An event can carry additional information that is sent to the "listening" program, e.g., the form's event handler for this event.
Custom event arguments

We want the event to carry the number of the range the needle is in (if it changes from being in one range to being in another). To add some data to the event, we derive from the standard event args and add a variable which is initialized in the constructor. This will hold the extra information sent along.

public class ValueInRangeChangedEventArgs : EventArgs
public Int32 valueInRange;
public ValueInRangeChangedEventArgs(Int32 valueInRange)
this.valueInRange = valueInRange;

Event delegate

The event handler "listening" for our event needs to be of a type that "understands" our event. With the delegate statement, we define this type.

public delegate void ValueInRangeChangedDelegate(Object sender,
ValueInRangeChangedEventArgs e);

And the event

[Description("This event is raised if the value falls into a defined range.")]
public event ValueInRangeChangedDelegate ValueInRangeChanged;

The event is of the type we defined in the delegate statement. The Description attribute enables the designer to show a description for the event in the Toolbox.

The constructor is called when the control is created, e.g., before it will be shown in the designer. Here, we set the style of the control to enable double buffering. This isn't really necessary since we will do our own double buffering, but it doesn't hurt to do so.

public AGauge()
SetStyle(ControlStyles.OptimizedDoubleBuffer, true);

Overriding member functions

We need to override some of the member functions.

First, we override OnPaintBackground to ensure that the background is not painted each time the control is refreshed, this uses too much CPU even if double buffering is enabled. One drawback is that we need to handle the drawing of a background image ourselves, but this isn't too much of a problem.

protected override void OnPaintBackground(PaintEventArgs pevent)
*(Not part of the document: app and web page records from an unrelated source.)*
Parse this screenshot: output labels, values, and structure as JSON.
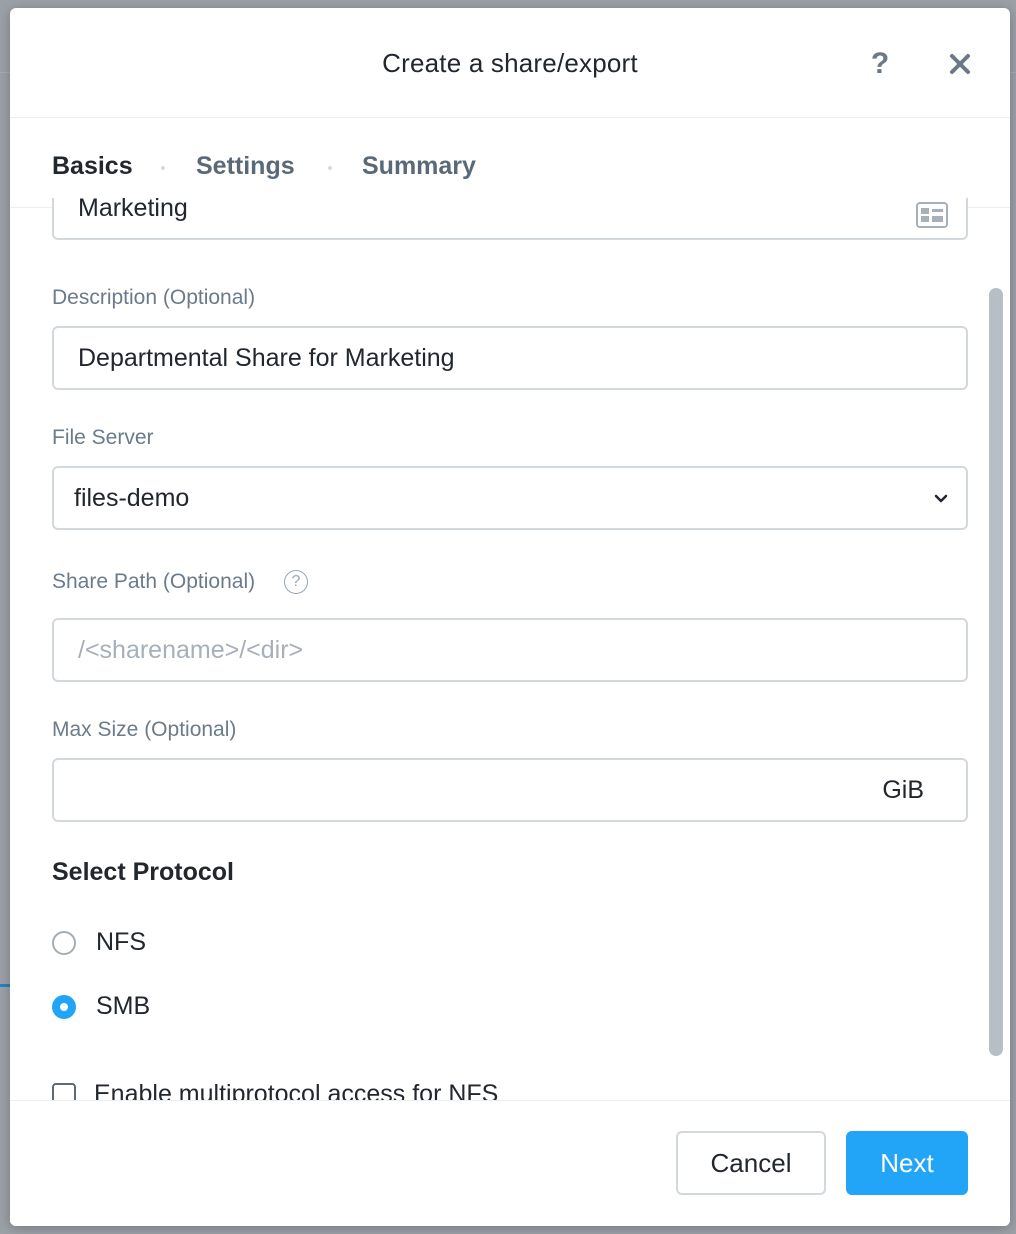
{
  "modal": {
    "title": "Create a share/export",
    "help_icon": "question-icon",
    "close_icon": "close-icon"
  },
  "tabs": [
    {
      "label": "Basics",
      "active": true
    },
    {
      "label": "Settings",
      "active": false
    },
    {
      "label": "Summary",
      "active": false
    }
  ],
  "form": {
    "name": {
      "value": "Marketing",
      "icon": "contact-card-icon"
    },
    "description": {
      "label": "Description (Optional)",
      "value": "Departmental Share for Marketing"
    },
    "file_server": {
      "label": "File Server",
      "value": "files-demo"
    },
    "share_path": {
      "label": "Share Path (Optional)",
      "placeholder": "/<sharename>/<dir>",
      "help_glyph": "?"
    },
    "max_size": {
      "label": "Max Size (Optional)",
      "unit": "GiB"
    },
    "protocol": {
      "title": "Select Protocol",
      "options": [
        {
          "label": "NFS",
          "selected": false
        },
        {
          "label": "SMB",
          "selected": true
        }
      ]
    },
    "multiprotocol": {
      "label": "Enable multiprotocol access for NFS",
      "checked": false
    }
  },
  "footer": {
    "cancel_label": "Cancel",
    "next_label": "Next"
  },
  "colors": {
    "accent": "#22a5f7",
    "text": "#22272e",
    "label": "#6b7b8b"
  }
}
If the control is resized, we need to refresh it. So we override OnResize.

protected override void OnResize(EventArgs e)
drawGaugeBackground = true;

The global variable "drawGaugeBackground" is set to true to tell the control to completely redraw itself. Refresh forces the control to redraw, or if you like to call OnPaint, under the hood, a Windows message is sent, but this is a different story.

Finally, we need to override OnPaint to show some output to the user.

This is what our control really does, it shows the output to the user. It doesn't handle user input like a scrollbar would do. A scrollbar would override OnMouseMove, OnMouseDown, OnKeyPressed, and so on. OnPaint is the heart of our control.

protected override void OnPaint(PaintEventArgs pe)

OnPaint, which is called every time the control is redrawn, e.g., if the value of the gauge changed, determines if it should completely redraw itself or simply paint the background part with the performant function DrawImage. If the background hasn't changed, it only needs to draw the needle, thus avoiding costly GDI+ functions to be called every time. The background changes, e.g., if a property like a color has changed, or the control is resized, for example.